The Commission will officially decide on approving the addition of non-toxic copper fluted bullets for big game hunting at its upcoming January meeting.

“We just recently obtained all sorts of language that Wyoming used in their administrative rules related to this specific topic as well, and we will review that before we bring this back at the January meeting,” Kirschenmann said. “If there is something that we can further identify and further explain and articulate the language or description of it, we can bring that as a recommended change to your proposal before you consider finalization in March.”

Commission backs aerial hunting application changes

The GF&P Commission backed a rule change for aerial hunting during Monday’s meeting in Pierre, which would make it easier for hunters who use aircrafts.

The proposal -- which was approved -- will not require aerial hunters to submit documentation of their pilot license and medical certifications that’s been part of the aerial hunting application process.

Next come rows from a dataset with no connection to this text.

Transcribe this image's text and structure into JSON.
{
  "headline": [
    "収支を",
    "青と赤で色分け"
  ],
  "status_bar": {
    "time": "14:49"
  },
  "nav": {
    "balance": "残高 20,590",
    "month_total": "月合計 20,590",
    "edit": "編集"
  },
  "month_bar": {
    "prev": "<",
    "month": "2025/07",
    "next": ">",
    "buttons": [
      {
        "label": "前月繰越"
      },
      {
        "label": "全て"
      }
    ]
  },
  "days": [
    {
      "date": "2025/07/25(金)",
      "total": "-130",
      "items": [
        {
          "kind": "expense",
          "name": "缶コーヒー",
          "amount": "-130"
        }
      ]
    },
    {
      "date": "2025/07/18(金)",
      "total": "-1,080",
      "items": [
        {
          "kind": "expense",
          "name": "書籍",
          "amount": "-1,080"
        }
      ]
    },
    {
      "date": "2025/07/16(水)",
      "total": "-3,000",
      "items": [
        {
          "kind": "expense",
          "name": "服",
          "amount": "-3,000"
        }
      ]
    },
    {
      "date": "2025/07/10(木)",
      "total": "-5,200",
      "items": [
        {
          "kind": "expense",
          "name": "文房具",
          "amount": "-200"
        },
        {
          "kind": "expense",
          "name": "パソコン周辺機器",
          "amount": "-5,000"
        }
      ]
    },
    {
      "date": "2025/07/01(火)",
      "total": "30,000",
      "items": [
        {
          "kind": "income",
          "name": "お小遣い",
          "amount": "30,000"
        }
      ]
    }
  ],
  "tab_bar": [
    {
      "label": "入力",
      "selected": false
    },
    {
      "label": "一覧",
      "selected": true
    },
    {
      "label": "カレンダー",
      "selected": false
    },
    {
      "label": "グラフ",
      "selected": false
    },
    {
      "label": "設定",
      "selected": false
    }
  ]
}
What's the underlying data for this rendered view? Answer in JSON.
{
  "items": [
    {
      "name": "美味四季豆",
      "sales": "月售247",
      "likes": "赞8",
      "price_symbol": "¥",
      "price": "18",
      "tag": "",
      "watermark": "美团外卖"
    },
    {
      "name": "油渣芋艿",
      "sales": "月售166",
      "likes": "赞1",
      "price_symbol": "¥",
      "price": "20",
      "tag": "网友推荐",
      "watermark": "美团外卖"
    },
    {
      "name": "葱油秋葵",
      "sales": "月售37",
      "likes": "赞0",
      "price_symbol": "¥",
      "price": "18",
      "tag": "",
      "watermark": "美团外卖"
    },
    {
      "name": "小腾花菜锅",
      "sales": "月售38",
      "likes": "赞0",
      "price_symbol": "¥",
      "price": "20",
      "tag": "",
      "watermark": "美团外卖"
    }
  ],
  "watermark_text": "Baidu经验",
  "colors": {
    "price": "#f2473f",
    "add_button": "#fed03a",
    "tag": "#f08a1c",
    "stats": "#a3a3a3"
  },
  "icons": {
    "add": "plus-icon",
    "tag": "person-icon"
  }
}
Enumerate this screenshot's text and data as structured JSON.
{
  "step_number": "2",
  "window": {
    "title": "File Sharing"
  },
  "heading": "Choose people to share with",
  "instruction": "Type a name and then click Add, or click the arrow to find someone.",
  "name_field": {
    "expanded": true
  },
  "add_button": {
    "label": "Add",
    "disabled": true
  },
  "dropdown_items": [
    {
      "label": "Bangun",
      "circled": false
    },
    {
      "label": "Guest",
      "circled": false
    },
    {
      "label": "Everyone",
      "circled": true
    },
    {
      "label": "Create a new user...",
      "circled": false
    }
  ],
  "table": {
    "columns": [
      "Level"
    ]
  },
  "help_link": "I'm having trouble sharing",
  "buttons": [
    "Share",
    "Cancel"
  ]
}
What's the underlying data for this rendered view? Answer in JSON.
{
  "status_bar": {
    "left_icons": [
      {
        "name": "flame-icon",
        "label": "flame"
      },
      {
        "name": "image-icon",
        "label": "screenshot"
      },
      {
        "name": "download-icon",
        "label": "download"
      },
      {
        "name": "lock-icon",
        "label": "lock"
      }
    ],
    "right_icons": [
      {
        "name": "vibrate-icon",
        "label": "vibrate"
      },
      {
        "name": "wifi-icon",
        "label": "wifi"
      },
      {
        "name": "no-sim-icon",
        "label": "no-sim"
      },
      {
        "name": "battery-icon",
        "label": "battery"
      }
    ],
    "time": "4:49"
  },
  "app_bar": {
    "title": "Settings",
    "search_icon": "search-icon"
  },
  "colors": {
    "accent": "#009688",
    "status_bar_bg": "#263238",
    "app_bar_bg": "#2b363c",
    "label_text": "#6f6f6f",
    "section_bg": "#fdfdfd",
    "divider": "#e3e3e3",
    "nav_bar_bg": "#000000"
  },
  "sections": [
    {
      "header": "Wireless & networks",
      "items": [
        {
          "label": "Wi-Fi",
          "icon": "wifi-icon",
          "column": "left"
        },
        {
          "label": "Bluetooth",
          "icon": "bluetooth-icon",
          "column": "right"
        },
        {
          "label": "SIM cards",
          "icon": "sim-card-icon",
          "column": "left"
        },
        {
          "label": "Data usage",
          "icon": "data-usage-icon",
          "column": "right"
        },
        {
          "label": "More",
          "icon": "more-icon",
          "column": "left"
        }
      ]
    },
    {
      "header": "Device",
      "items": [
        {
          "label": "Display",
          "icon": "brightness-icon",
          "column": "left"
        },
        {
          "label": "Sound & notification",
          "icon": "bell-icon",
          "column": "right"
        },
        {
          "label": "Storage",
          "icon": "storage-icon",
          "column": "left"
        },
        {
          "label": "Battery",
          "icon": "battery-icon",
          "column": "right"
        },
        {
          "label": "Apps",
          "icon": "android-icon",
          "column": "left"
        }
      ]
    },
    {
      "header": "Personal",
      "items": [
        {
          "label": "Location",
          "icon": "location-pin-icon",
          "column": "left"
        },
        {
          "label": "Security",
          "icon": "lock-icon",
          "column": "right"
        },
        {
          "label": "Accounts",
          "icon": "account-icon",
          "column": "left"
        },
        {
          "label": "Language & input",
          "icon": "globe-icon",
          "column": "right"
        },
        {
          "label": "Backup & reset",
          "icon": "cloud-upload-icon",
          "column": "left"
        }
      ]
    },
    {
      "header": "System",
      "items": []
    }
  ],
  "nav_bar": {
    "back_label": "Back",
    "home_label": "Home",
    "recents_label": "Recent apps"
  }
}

Kirschenmann said the proposal will simplify the application process for pilots who are hunting coyotes aerially, which would help the state’s efforts of controlling the coyote population in South Dakota.

“Applicants will still need the certifications, but will not be required to submit copies to GFP,” Kirschenmann said. “As we prioritize efforts for coyote control, this proposal simplifies the process for pilots to file their annual application with the Department to hunt coyotes from the air.”

According to Kirschenmann, the GF&P found that their agency does not have the authority to oversee the pilots certification and medical data that’s currently required by the GF&P.

While the proposal will still ask aerial hunters whether they have a pilot certificate and proper medical data, Kirschenmann said the GF&P will not require the official documents proving their responses.

“We currently ask for their hunting license number, their county’s that they plan to hunt in, but there are two pieces they are required to submit their pilot certificate data and medical data. But in looking at it, we understand the importance of it, but we are not the authority or the entity that has the authority to oversee those particular types of information,” Kirschenmann said.